> **Exercise details**: For each line of the listing that includes the word "Squad", show the whole line.

> **Information**:
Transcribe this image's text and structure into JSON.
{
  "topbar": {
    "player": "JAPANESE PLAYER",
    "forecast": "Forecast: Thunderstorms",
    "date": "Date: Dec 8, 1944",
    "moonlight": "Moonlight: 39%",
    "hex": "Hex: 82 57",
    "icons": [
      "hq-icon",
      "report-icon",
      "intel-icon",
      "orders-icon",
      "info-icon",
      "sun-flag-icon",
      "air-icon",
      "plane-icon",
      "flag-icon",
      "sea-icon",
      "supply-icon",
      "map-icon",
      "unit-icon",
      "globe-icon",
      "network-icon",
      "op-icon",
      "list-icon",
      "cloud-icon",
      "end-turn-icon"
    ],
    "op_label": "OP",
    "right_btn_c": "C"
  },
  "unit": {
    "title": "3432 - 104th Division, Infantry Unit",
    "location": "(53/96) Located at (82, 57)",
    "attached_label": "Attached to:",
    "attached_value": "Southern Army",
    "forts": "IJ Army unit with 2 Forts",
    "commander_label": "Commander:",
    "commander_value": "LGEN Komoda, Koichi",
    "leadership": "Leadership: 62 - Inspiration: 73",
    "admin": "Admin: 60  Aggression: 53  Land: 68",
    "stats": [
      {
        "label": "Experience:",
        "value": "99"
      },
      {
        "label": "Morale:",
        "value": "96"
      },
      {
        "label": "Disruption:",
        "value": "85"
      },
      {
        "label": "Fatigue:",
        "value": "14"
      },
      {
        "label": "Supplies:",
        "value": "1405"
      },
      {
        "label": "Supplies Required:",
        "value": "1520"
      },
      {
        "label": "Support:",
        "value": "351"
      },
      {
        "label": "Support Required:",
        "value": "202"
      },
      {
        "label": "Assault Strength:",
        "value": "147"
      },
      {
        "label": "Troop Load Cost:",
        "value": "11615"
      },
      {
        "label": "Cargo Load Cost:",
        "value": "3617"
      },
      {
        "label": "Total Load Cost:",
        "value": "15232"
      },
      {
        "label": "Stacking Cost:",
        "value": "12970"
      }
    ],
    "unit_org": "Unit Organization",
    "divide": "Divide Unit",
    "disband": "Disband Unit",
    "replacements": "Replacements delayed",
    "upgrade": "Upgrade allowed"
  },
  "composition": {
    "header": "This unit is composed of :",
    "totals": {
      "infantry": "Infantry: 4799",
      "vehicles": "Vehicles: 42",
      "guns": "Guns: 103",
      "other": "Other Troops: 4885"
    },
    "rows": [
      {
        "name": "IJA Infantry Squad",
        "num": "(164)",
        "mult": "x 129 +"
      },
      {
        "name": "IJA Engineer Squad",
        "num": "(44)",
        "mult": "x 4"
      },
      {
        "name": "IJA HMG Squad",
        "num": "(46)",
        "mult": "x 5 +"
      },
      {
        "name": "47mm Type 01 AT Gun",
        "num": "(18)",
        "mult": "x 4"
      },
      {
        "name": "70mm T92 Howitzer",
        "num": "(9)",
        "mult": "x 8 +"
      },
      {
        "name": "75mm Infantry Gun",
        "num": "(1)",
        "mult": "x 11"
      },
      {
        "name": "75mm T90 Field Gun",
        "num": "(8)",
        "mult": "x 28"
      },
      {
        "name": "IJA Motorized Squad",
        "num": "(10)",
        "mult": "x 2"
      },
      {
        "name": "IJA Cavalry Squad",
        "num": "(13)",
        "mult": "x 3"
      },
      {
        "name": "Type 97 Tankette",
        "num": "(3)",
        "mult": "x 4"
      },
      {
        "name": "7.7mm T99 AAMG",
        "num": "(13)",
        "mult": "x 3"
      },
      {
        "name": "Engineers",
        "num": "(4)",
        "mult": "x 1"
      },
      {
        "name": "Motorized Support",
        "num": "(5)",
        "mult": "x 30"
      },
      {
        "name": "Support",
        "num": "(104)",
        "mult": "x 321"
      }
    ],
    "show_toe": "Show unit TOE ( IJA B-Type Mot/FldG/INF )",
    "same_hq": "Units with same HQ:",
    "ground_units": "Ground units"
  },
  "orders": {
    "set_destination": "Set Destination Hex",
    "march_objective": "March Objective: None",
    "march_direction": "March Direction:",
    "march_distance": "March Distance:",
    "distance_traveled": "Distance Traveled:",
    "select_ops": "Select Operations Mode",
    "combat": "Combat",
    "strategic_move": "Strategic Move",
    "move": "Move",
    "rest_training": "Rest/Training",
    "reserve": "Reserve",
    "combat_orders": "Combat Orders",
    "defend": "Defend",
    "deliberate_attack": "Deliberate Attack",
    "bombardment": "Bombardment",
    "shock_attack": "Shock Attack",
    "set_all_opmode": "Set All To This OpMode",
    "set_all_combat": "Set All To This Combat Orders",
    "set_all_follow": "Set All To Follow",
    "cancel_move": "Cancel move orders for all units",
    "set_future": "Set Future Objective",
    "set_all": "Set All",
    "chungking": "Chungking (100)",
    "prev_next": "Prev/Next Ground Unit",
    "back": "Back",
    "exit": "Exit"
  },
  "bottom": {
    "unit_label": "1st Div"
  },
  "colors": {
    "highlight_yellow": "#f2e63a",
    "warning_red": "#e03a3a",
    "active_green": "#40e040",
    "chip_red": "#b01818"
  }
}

> **Output**:
        "name": "IJA Infantry Squad",
        "name": "IJA Engineer Squad",
        "name": "IJA HMG Squad",
        "name": "IJA Motorized Squad",
        "name": "IJA Cavalry Squad",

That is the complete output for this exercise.